** SUPPLIED MATERIAL follows **

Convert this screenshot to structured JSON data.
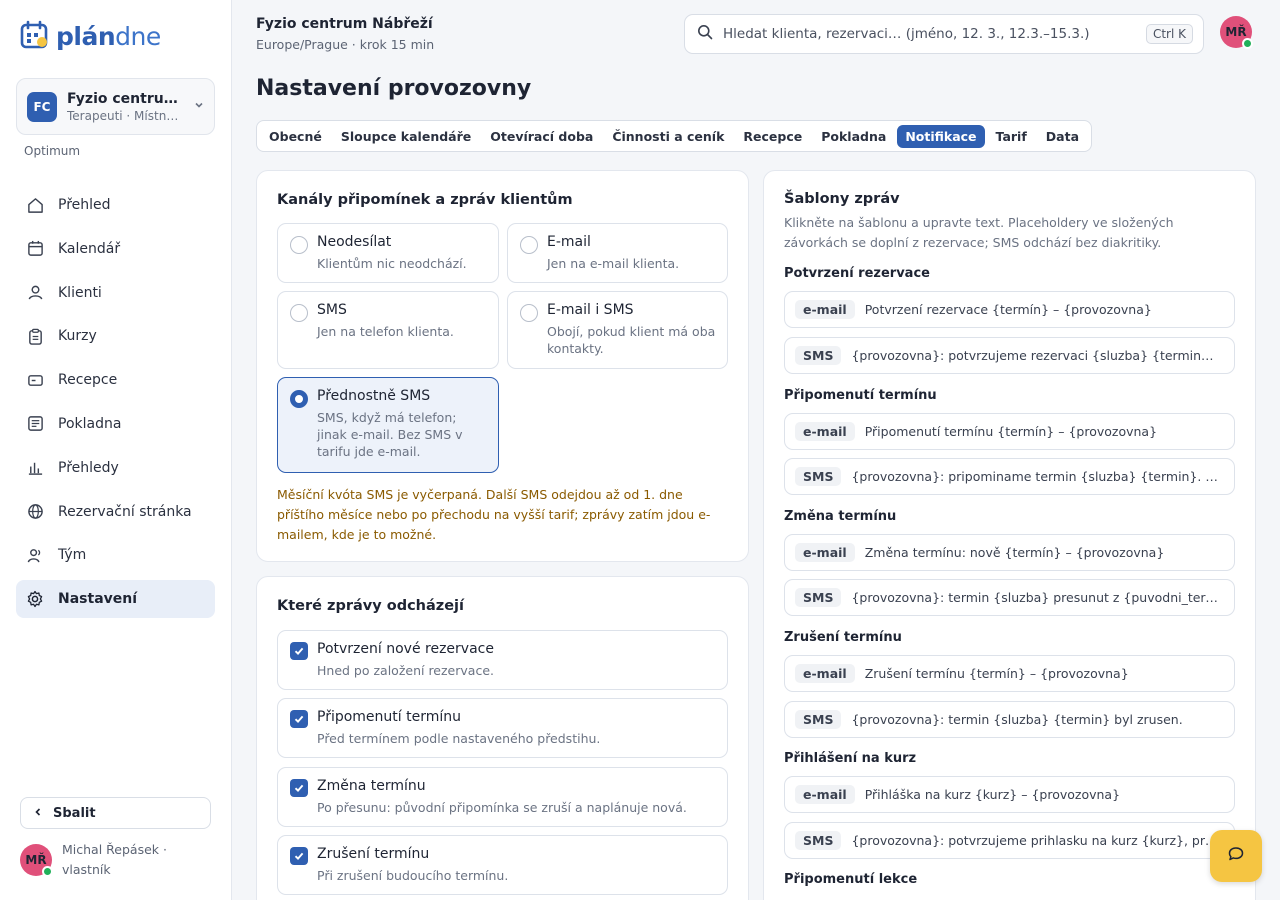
{
  "brand": {
    "name_bold": "plán",
    "name_light": "dne"
  },
  "workspace": {
    "badge": "FC",
    "name": "Fyzio centrum Nábřeží",
    "sub": "Terapeuti · Místnosti",
    "plan": "Optimum"
  },
  "nav": [
    {
      "label": "Přehled",
      "icon": "home-icon"
    },
    {
      "label": "Kalendář",
      "icon": "calendar-icon"
    },
    {
      "label": "Klienti",
      "icon": "user-icon"
    },
    {
      "label": "Kurzy",
      "icon": "clipboard-icon"
    },
    {
      "label": "Recepce",
      "icon": "card-icon"
    },
    {
      "label": "Pokladna",
      "icon": "receipt-icon"
    },
    {
      "label": "Přehledy",
      "icon": "bar-chart-icon"
    },
    {
      "label": "Rezervační stránka",
      "icon": "globe-icon"
    },
    {
      "label": "Tým",
      "icon": "team-icon"
    },
    {
      "label": "Nastavení",
      "icon": "gear-icon",
      "active": true
    }
  ],
  "sidebar": {
    "collapse_label": "Sbalit",
    "user_initials": "MŘ",
    "user_name": "Michal Řepásek · vlastník"
  },
  "header": {
    "org_name": "Fyzio centrum Nábřeží",
    "org_sub": "Europe/Prague · krok 15 min",
    "search_placeholder": "Hledat klienta, rezervaci… (jméno, 12. 3., 12.3.–15.3.)",
    "search_shortcut": "Ctrl K",
    "avatar_initials": "MŘ"
  },
  "page": {
    "title": "Nastavení provozovny"
  },
  "tabs": [
    {
      "label": "Obecné"
    },
    {
      "label": "Sloupce kalendáře"
    },
    {
      "label": "Otevírací doba"
    },
    {
      "label": "Činnosti a ceník"
    },
    {
      "label": "Recepce"
    },
    {
      "label": "Pokladna"
    },
    {
      "label": "Notifikace",
      "active": true
    },
    {
      "label": "Tarif"
    },
    {
      "label": "Data"
    }
  ],
  "channels": {
    "title": "Kanály připomínek a zpráv klientům",
    "options": [
      {
        "title": "Neodesílat",
        "desc": "Klientům nic neodchází.",
        "selected": false
      },
      {
        "title": "E-mail",
        "desc": "Jen na e-mail klienta.",
        "selected": false
      },
      {
        "title": "SMS",
        "desc": "Jen na telefon klienta.",
        "selected": false
      },
      {
        "title": "E-mail i SMS",
        "desc": "Obojí, pokud klient má oba kontakty.",
        "selected": false
      },
      {
        "title": "Přednostně SMS",
        "desc": "SMS, když má telefon; jinak e-mail. Bez SMS v tarifu jde e-mail.",
        "selected": true
      }
    ],
    "warning": "Měsíční kvóta SMS je vyčerpaná. Další SMS odejdou až od 1. dne příštího měsíce nebo po přechodu na vyšší tarif; zprávy zatím jdou e-mailem, kde je to možné."
  },
  "messages": {
    "title": "Které zprávy odcházejí",
    "items": [
      {
        "title": "Potvrzení nové rezervace",
        "desc": "Hned po založení rezervace.",
        "checked": true
      },
      {
        "title": "Připomenutí termínu",
        "desc": "Před termínem podle nastaveného předstihu.",
        "checked": true
      },
      {
        "title": "Změna termínu",
        "desc": "Po přesunu: původní připomínka se zruší a naplánuje nová.",
        "checked": true
      },
      {
        "title": "Zrušení termínu",
        "desc": "Při zrušení budoucího termínu.",
        "checked": true
      }
    ]
  },
  "templates": {
    "title": "Šablony zpráv",
    "desc": "Klikněte na šablonu a upravte text. Placeholdery ve složených závorkách se doplní z rezervace; SMS odchází bez diakritiky.",
    "groups": [
      {
        "title": "Potvrzení rezervace",
        "email_tag": "e-mail",
        "email": "Potvrzení rezervace {termín} – {provozovna}",
        "sms_tag": "SMS",
        "sms": "{provozovna}: potvrzujeme rezervaci {sluzba} {termin}. Zmenu nebo zruseni provedete na {odkaz}"
      },
      {
        "title": "Připomenutí termínu",
        "email_tag": "e-mail",
        "email": "Připomenutí termínu {termín} – {provozovna}",
        "sms_tag": "SMS",
        "sms": "{provozovna}: pripominame termin {sluzba} {termin}. Zruseni na {odkaz}"
      },
      {
        "title": "Změna termínu",
        "email_tag": "e-mail",
        "email": "Změna termínu: nově {termín} – {provozovna}",
        "sms_tag": "SMS",
        "sms": "{provozovna}: termin {sluzba} presunut z {puvodni_termin} na {termin}"
      },
      {
        "title": "Zrušení termínu",
        "email_tag": "e-mail",
        "email": "Zrušení termínu {termín} – {provozovna}",
        "sms_tag": "SMS",
        "sms": "{provozovna}: termin {sluzba} {termin} byl zrusen."
      },
      {
        "title": "Přihlášení na kurz",
        "email_tag": "e-mail",
        "email": "Přihláška na kurz {kurz} – {provozovna}",
        "sms_tag": "SMS",
        "sms": "{provozovna}: potvrzujeme prihlasku na kurz {kurz}, prvni lekce {termin}"
      },
      {
        "title": "Připomenutí lekce"
      }
    ]
  },
  "colors": {
    "accent": "#2f5fb1",
    "warning": "#8a5a00",
    "fab": "#f5c542",
    "avatar": "#e0507a"
  }
}
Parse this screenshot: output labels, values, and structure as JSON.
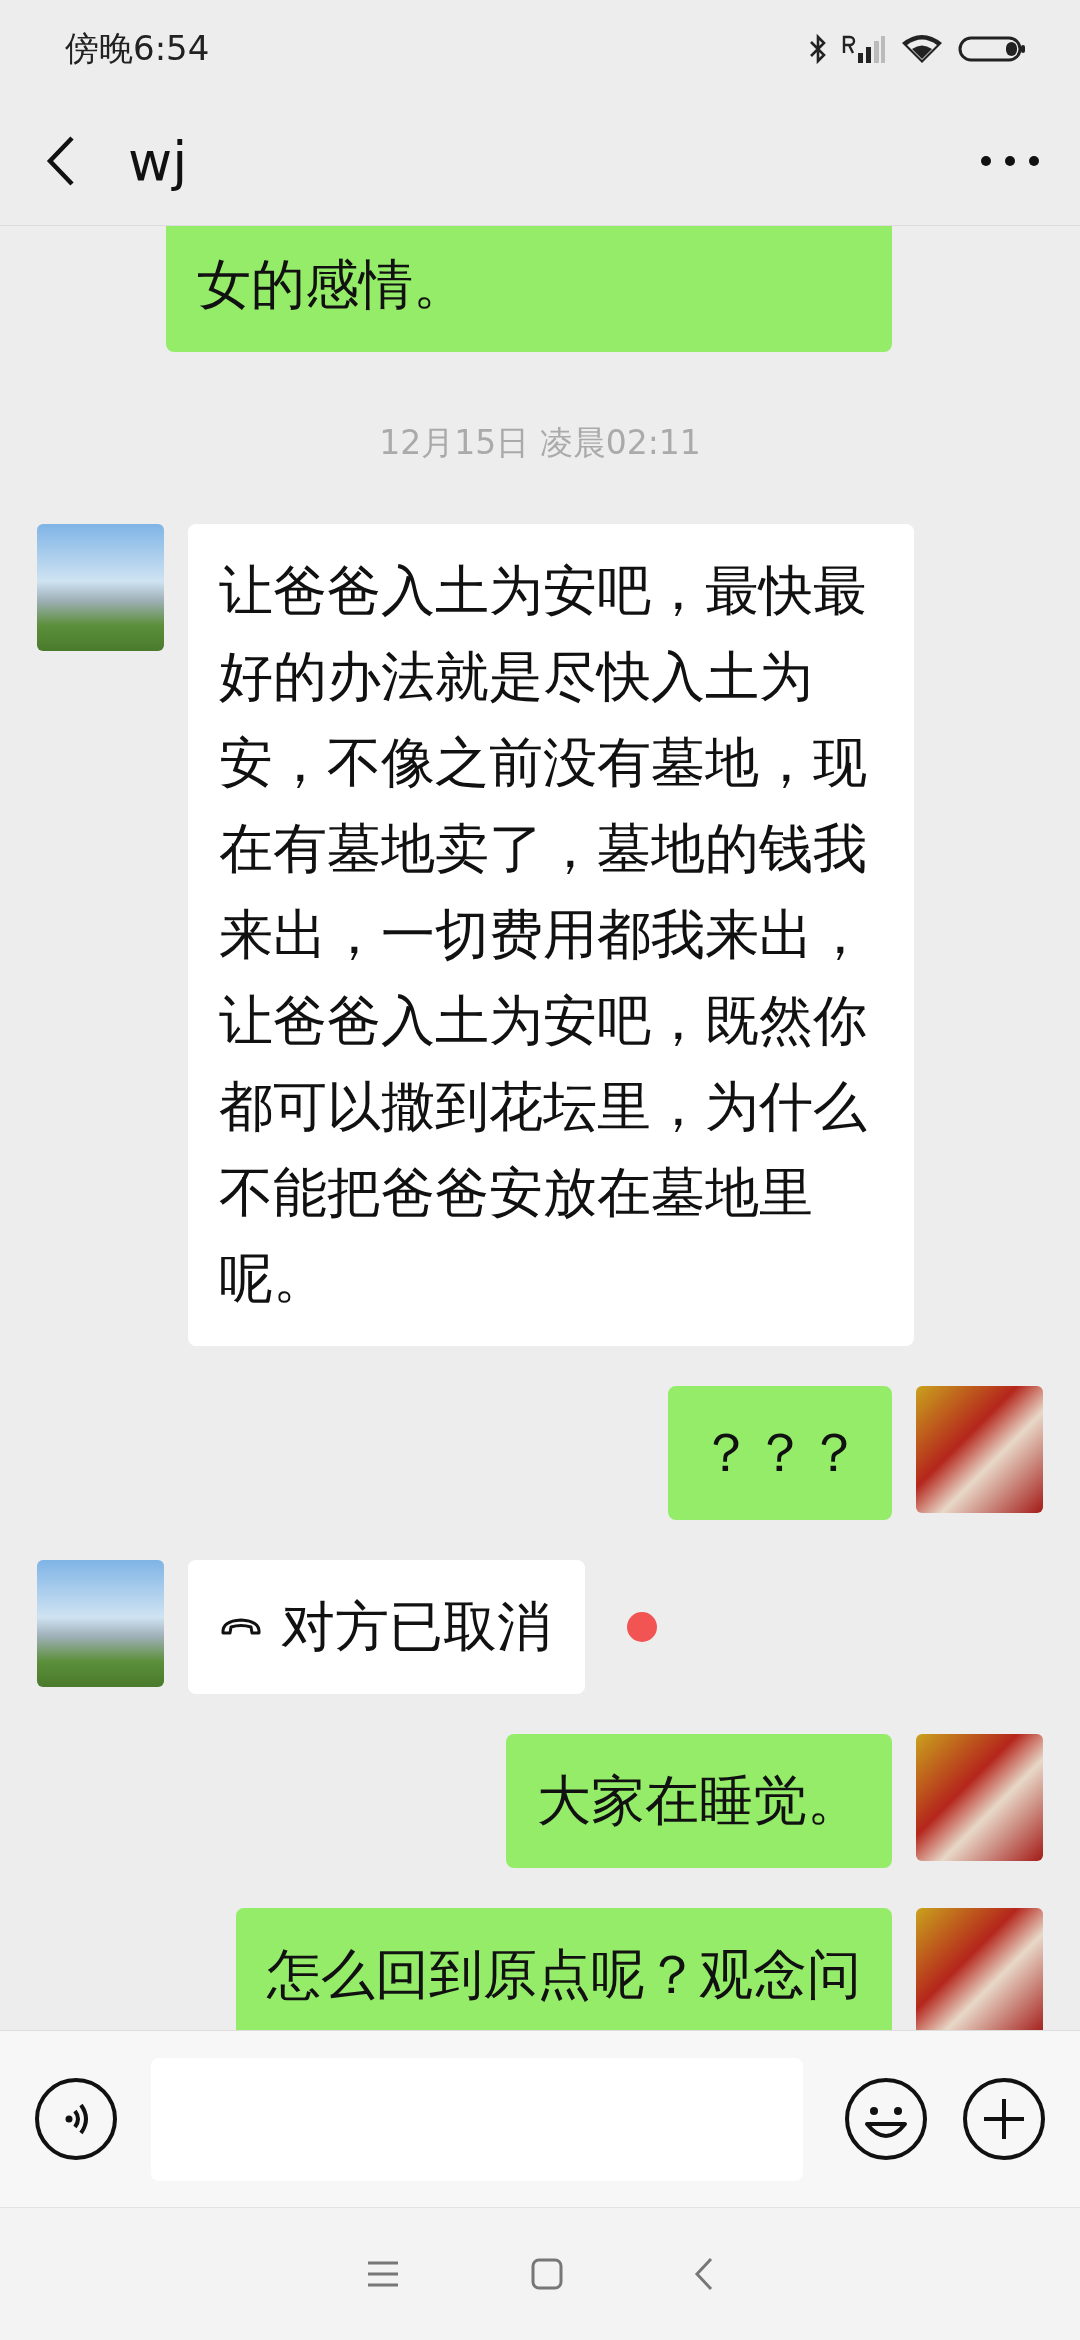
{
  "status_bar": {
    "time": "傍晚6:54"
  },
  "header": {
    "title": "wj"
  },
  "messages": [
    {
      "kind": "partial",
      "outgoing": true,
      "text": "女的感情。"
    },
    {
      "kind": "time",
      "text": "12月15日 凌晨02:11"
    },
    {
      "kind": "text",
      "outgoing": false,
      "text": "让爸爸入土为安吧，最快最好的办法就是尽快入土为安，不像之前没有墓地，现在有墓地卖了，墓地的钱我来出，一切费用都我来出，让爸爸入土为安吧，既然你都可以撒到花坛里，为什么不能把爸爸安放在墓地里呢。"
    },
    {
      "kind": "text",
      "outgoing": true,
      "text": "？？？"
    },
    {
      "kind": "call",
      "outgoing": false,
      "text": "对方已取消",
      "unread": true
    },
    {
      "kind": "text",
      "outgoing": true,
      "text": "大家在睡觉。"
    },
    {
      "kind": "text",
      "outgoing": true,
      "text": "怎么回到原点呢？观念问"
    }
  ]
}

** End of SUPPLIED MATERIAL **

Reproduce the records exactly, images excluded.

◆ TASK OUTPUT:
Convert this screenshot to structured JSON data.
{
  "brand": {
    "name_bold": "plán",
    "name_light": "dne"
  },
  "workspace": {
    "badge": "FC",
    "name": "Fyzio centrum Nábřeží",
    "sub": "Terapeuti · Místnosti",
    "plan": "Optimum"
  },
  "nav": [
    {
      "label": "Přehled",
      "icon": "home-icon"
    },
    {
      "label": "Kalendář",
      "icon": "calendar-icon"
    },
    {
      "label": "Klienti",
      "icon": "user-icon"
    },
    {
      "label": "Kurzy",
      "icon": "clipboard-icon"
    },
    {
      "label": "Recepce",
      "icon": "card-icon"
    },
    {
      "label": "Pokladna",
      "icon": "receipt-icon"
    },
    {
      "label": "Přehledy",
      "icon": "bar-chart-icon"
    },
    {
      "label": "Rezervační stránka",
      "icon": "globe-icon"
    },
    {
      "label": "Tým",
      "icon": "team-icon"
    },
    {
      "label": "Nastavení",
      "icon": "gear-icon",
      "active": true
    }
  ],
  "sidebar": {
    "collapse_label": "Sbalit",
    "user_initials": "MŘ",
    "user_name": "Michal Řepásek · vlastník"
  },
  "header": {
    "org_name": "Fyzio centrum Nábřeží",
    "org_sub": "Europe/Prague · krok 15 min",
    "search_placeholder": "Hledat klienta, rezervaci… (jméno, 12. 3., 12.3.–15.3.)",
    "search_shortcut": "Ctrl K",
    "avatar_initials": "MŘ"
  },
  "page": {
    "title": "Nastavení provozovny"
  },
  "tabs": [
    {
      "label": "Obecné"
    },
    {
      "label": "Sloupce kalendáře"
    },
    {
      "label": "Otevírací doba"
    },
    {
      "label": "Činnosti a ceník"
    },
    {
      "label": "Recepce"
    },
    {
      "label": "Pokladna"
    },
    {
      "label": "Notifikace",
      "active": true
    },
    {
      "label": "Tarif"
    },
    {
      "label": "Data"
    }
  ],
  "channels": {
    "title": "Kanály připomínek a zpráv klientům",
    "options": [
      {
        "title": "Neodesílat",
        "desc": "Klientům nic neodchází.",
        "selected": false
      },
      {
        "title": "E-mail",
        "desc": "Jen na e-mail klienta.",
        "selected": false
      },
      {
        "title": "SMS",
        "desc": "Jen na telefon klienta.",
        "selected": false
      },
      {
        "title": "E-mail i SMS",
        "desc": "Obojí, pokud klient má oba kontakty.",
        "selected": false
      },
      {
        "title": "Přednostně SMS",
        "desc": "SMS, když má telefon; jinak e-mail. Bez SMS v tarifu jde e-mail.",
        "selected": true
      }
    ],
    "warning": "Měsíční kvóta SMS je vyčerpaná. Další SMS odejdou až od 1. dne příštího měsíce nebo po přechodu na vyšší tarif; zprávy zatím jdou e-mailem, kde je to možné."
  },
  "messages": {
    "title": "Které zprávy odcházejí",
    "items": [
      {
        "title": "Potvrzení nové rezervace",
        "desc": "Hned po založení rezervace.",
        "checked": true
      },
      {
        "title": "Připomenutí termínu",
        "desc": "Před termínem podle nastaveného předstihu.",
        "checked": true
      },
      {
        "title": "Změna termínu",
        "desc": "Po přesunu: původní připomínka se zruší a naplánuje nová.",
        "checked": true
      },
      {
        "title": "Zrušení termínu",
        "desc": "Při zrušení budoucího termínu.",
        "checked": true
      }
    ]
  },
  "templates": {
    "title": "Šablony zpráv",
    "desc": "Klikněte na šablonu a upravte text. Placeholdery ve složených závorkách se doplní z rezervace; SMS odchází bez diakritiky.",
    "groups": [
      {
        "title": "Potvrzení rezervace",
        "email_tag": "e-mail",
        "email": "Potvrzení rezervace {termín} – {provozovna}",
        "sms_tag": "SMS",
        "sms": "{provozovna}: potvrzujeme rezervaci {sluzba} {termin}. Zmenu nebo zruseni provedete na {odkaz}"
      },
      {
        "title": "Připomenutí termínu",
        "email_tag": "e-mail",
        "email": "Připomenutí termínu {termín} – {provozovna}",
        "sms_tag": "SMS",
        "sms": "{provozovna}: pripominame termin {sluzba} {termin}. Zruseni na {odkaz}"
      },
      {
        "title": "Změna termínu",
        "email_tag": "e-mail",
        "email": "Změna termínu: nově {termín} – {provozovna}",
        "sms_tag": "SMS",
        "sms": "{provozovna}: termin {sluzba} presunut z {puvodni_termin} na {termin}"
      },
      {
        "title": "Zrušení termínu",
        "email_tag": "e-mail",
        "email": "Zrušení termínu {termín} – {provozovna}",
        "sms_tag": "SMS",
        "sms": "{provozovna}: termin {sluzba} {termin} byl zrusen."
      },
      {
        "title": "Přihlášení na kurz",
        "email_tag": "e-mail",
        "email": "Přihláška na kurz {kurz} – {provozovna}",
        "sms_tag": "SMS",
        "sms": "{provozovna}: potvrzujeme prihlasku na kurz {kurz}, prvni lekce {termin}"
      },
      {
        "title": "Připomenutí lekce"
      }
    ]
  },
  "colors": {
    "accent": "#2f5fb1",
    "warning": "#8a5a00",
    "fab": "#f5c542",
    "avatar": "#e0507a"
  }
}
Parse this screenshot: output labels, values, and structure as JSON.
{
  "status_bar": {
    "time": "傍晚6:54"
  },
  "header": {
    "title": "wj"
  },
  "messages": [
    {
      "kind": "partial",
      "outgoing": true,
      "text": "女的感情。"
    },
    {
      "kind": "time",
      "text": "12月15日 凌晨02:11"
    },
    {
      "kind": "text",
      "outgoing": false,
      "text": "让爸爸入土为安吧，最快最好的办法就是尽快入土为安，不像之前没有墓地，现在有墓地卖了，墓地的钱我来出，一切费用都我来出，让爸爸入土为安吧，既然你都可以撒到花坛里，为什么不能把爸爸安放在墓地里呢。"
    },
    {
      "kind": "text",
      "outgoing": true,
      "text": "？？？"
    },
    {
      "kind": "call",
      "outgoing": false,
      "text": "对方已取消",
      "unread": true
    },
    {
      "kind": "text",
      "outgoing": true,
      "text": "大家在睡觉。"
    },
    {
      "kind": "text",
      "outgoing": true,
      "text": "怎么回到原点呢？观念问"
    }
  ]
}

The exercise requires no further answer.